(Material for this task):
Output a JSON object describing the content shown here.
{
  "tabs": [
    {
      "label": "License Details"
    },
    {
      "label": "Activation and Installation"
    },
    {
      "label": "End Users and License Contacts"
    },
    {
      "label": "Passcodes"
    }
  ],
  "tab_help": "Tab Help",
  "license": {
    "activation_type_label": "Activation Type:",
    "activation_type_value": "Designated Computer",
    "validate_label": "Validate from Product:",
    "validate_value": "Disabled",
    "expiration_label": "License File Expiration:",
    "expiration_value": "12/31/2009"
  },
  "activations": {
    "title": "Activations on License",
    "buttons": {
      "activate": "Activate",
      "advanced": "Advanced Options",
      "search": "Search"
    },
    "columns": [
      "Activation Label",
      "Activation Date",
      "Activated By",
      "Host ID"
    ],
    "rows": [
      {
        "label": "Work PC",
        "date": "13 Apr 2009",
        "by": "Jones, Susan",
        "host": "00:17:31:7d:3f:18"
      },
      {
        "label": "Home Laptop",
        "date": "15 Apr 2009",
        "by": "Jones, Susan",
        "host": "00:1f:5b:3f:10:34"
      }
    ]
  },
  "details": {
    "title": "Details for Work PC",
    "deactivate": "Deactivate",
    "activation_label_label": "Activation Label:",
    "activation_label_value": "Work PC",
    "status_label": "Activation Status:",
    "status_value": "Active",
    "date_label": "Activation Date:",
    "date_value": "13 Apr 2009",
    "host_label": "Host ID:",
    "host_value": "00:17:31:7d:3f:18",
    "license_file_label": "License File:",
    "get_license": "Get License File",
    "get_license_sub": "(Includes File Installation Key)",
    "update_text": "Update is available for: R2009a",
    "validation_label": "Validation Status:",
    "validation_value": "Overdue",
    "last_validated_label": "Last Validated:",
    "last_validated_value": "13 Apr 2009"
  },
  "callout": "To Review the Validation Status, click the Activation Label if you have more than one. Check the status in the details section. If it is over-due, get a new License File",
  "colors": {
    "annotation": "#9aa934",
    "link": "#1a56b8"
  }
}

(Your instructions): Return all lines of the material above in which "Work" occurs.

(Problem solution):
        "label": "Work PC",
    "title": "Details for Work PC",
    "activation_label_value": "Work PC",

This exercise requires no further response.